This new team will push along the development of an Iraqi air force, with Iraqi forward air controllers and pilots capable of guarding the country from ISIS.

"Instead of bringing [new] people in, we repurpose current airmen who are doing jobs in support of combat operations,” Croft said of coalition forces currently in Iraq. “And as those combat operations drop off, we repurpose those airmen into that training environment, or if they're no longer required, we take them out of Iraq and send them home."
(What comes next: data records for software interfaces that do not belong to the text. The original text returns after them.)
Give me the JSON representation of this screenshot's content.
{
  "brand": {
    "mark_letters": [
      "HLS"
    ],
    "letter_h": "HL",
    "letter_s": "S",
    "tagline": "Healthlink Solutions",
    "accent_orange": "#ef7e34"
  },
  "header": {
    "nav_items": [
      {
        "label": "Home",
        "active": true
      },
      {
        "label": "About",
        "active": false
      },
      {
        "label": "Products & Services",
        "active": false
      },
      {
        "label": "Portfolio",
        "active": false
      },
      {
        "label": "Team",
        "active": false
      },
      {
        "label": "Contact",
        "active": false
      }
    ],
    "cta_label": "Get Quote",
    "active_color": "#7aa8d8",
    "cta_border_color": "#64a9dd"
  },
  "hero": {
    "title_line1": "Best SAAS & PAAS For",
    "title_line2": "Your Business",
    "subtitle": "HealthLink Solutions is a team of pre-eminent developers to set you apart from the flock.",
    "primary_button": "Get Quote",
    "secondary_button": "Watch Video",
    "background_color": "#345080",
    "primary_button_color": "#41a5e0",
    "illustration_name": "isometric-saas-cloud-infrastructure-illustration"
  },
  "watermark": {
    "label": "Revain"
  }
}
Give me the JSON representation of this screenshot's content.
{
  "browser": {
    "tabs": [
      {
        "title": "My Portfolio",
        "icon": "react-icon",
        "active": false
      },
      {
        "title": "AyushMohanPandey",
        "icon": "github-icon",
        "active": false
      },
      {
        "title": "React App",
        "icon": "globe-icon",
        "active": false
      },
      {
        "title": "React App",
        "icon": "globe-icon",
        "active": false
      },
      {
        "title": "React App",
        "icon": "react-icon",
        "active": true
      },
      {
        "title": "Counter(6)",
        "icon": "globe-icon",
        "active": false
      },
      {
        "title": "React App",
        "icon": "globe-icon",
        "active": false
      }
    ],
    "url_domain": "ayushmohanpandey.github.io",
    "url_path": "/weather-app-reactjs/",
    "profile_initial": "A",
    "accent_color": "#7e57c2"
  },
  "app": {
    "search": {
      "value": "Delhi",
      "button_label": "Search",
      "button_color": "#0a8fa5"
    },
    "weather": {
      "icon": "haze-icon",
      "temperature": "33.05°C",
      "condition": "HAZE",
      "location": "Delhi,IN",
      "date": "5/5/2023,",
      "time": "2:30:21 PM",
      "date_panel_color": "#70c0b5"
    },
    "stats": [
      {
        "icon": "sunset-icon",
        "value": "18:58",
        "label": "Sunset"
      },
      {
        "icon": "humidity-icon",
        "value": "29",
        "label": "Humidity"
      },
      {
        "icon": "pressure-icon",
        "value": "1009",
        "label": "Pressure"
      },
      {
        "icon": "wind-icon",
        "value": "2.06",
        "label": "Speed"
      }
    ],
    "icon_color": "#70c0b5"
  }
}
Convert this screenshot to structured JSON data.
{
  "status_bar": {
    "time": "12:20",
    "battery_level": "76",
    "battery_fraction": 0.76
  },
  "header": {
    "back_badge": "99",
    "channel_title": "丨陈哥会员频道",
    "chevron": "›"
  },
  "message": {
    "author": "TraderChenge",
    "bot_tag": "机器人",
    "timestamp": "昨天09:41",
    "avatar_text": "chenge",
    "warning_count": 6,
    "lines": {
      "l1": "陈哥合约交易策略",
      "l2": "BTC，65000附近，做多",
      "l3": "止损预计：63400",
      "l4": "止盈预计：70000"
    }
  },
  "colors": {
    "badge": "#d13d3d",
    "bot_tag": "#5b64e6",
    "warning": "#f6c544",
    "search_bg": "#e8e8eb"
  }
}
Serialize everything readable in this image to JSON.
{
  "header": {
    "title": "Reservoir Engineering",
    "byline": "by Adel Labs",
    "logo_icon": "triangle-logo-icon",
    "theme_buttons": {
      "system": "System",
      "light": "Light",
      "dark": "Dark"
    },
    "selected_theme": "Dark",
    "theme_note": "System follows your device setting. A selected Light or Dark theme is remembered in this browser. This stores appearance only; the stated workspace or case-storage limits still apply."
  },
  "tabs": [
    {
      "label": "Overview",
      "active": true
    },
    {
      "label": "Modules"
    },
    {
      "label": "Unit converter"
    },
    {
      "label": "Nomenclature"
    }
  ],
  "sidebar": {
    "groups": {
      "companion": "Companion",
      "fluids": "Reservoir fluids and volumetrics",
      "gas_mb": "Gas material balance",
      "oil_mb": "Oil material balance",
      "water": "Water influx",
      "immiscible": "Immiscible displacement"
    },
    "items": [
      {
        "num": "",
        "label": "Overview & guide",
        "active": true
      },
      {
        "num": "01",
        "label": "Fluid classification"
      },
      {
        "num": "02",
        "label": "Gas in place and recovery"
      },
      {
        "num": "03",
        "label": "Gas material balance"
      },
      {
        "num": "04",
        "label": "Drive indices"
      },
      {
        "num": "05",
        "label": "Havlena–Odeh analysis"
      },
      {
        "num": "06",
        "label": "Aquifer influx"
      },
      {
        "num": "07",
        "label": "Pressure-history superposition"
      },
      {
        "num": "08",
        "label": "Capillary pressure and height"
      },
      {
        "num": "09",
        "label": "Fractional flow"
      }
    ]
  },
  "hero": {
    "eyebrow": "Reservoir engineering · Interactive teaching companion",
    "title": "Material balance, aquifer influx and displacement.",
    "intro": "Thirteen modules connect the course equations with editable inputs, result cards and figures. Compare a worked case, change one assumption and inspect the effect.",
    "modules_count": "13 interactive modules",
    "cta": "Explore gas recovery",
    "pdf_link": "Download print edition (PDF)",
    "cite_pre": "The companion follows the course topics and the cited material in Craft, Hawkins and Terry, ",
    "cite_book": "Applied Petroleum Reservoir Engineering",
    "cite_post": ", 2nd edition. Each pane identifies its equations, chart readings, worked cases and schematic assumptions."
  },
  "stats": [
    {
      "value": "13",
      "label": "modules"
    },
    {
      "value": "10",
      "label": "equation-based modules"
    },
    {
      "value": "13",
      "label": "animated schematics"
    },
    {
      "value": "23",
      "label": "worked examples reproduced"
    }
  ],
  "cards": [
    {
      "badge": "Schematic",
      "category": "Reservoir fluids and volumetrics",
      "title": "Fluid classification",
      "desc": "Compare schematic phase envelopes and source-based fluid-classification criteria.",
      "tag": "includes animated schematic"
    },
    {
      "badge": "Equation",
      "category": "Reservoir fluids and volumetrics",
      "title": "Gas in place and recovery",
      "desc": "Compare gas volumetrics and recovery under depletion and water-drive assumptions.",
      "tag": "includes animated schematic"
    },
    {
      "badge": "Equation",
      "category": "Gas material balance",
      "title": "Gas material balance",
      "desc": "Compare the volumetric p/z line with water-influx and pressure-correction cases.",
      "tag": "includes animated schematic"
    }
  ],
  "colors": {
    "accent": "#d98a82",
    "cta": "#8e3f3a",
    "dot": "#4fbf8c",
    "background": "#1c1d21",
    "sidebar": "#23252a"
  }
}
Iraqi Air Force Capt. Hama, then a student pilot, conducts preflight inspections while inside a new Iraqi F-16 Fighting Falcon located at the nearby Tucson International Airport, Dec. 17, 2014. Hama was part of the first class of Iraqi students training with the 162nd Wing to further enhance interoperability between the two partner nations. (Senior Airman Jordan Castelan/Air Force)
Iraqi Air Force Capt. Hama, then a student pilot, conducts preflight inspections while inside a new Iraqi F-16 Fighting Falcon located at the nearby Tucson International Airport, Dec. 17, 2014. Hama was part of the first class of Iraqi students training with the 162nd Wing to further enhance interoperability between the two partner nations. (Senior Airman Jordan Castelan/Air Force)

Another area of concern for ISIS resurgence is in the Anbar region.

“As far as the numbers we find in the Anbar desert, they are [small],” Croft said. “They’re not coming from Syria that we’re seeing, although that would be a concern in the future and we’re fully aware of that possibility. But the numbers that are out there, it is small numbers, and we think they are just existing or trying to survive out there in the desert.”

Some have feared that ISIS fighters in Anbar could be bolstered by their allies in nearby Syria, where U.S.-backed Syrian Democratic Forces have begun to depart the fight in order to help their Kurdish allies fight against Turkey in Afrin, Syria.

“The Turkish actions in northern Syria ... have distracted the SDF from the fight going against the remnants of ISIS,” Defense Secretary Jim Mattis told reporters at the Pentagon Tuesday.

Mattis described a stretch of the Middle Euphrates River Valley in Syria that feeds into the Iraqi border, “where the remnants of ISIS still exist,” he said.

“To be more precise, you go over to Deir Ezzor, and go down that river valley toward Al Qaim on the Iraq border. That is the area,” Mattis added.

In practical terms, Mattis said this distraction means “we are no longer on an offensive effort on the ground against them [ISIS], as this [Turkish operation] has drawn off the attention.”